Put Customers First
Nothing is quite as frustrating as a company that, when confronted with a widespread consumer behavior that it doesn't know how to deal with, takes its frustrations out on its customers when it should instead find a way to make use of that behavior.
Recording companies did it by litigating the pants off of Napster before Apple stepped in with a workable solution. As Paul wrote earlier this week, YouTube may be the next popular company litigated out of existence--if only temporarily. Today Seth Godin pointed out an Internet-based dog boutique that refuses to accept phone orders because, in essence, the customers are, on balance, more trouble than they're worth (Mine Your Own Business has a great synopsis of this website's inexplicable customer "service" policies.).
As if the lawsuits against DVR manufacturing companies weren't enough to light your hair on fire, now Fox is looking for ways to deliver advertising through commercials even for those people who have DVR equipment by replacing ads with static content. Those without DVRs will be subjected to the same static image as the DVR-owners, but they will be subjected to it for longer periods of time, and it will be accompanied by some sort of dialogue.
One of the early advantages that TV had over Internet in terms of advertising content was that it could deliver video and audio that integrated seamlessly with an activity audiences were already doing. Now that it is clear that, for whatever reason, audiences were tuning out of TV commercials, apparently some people think the best way around that preference is to make the activity that gives them an advantage less enticing.
The next thing you know, they will petition the government to forbid audiences from changing the channel during a commercial--which they will increasingly do if Fox moves forward with this idea.

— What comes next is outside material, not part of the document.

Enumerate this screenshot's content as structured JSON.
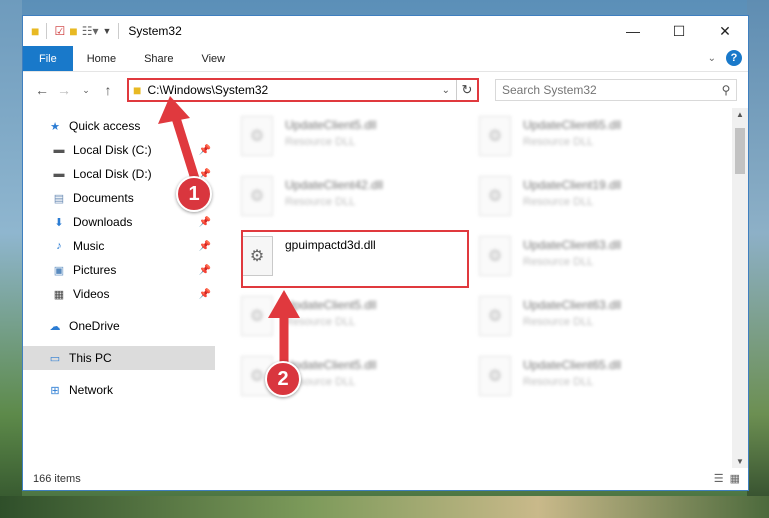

Instead of annoying people by forcing them to do something they don't want to do, let me suggest an alternative. Give them something they want and find a way to make it profitable. It has become clear that there is a growing demand for Internet-based video and that, although younger audiences are spending more and more time online than watching TV, online advertising spending has not kept pace.
I have to wonder... If the studios spent as much time and energy looking for ways to accommodate the audience's needs and wants as they are currently seeking litigation and retribution, would they have already found a way to make it profitable and effective? If they don't wake up soon, TV broadcasting stations will find themselves catering to a niche market like AM radio, and advertisers will find themselves spending disproportionately on an ineffective medium that no one cares about anymore. - Cam Beck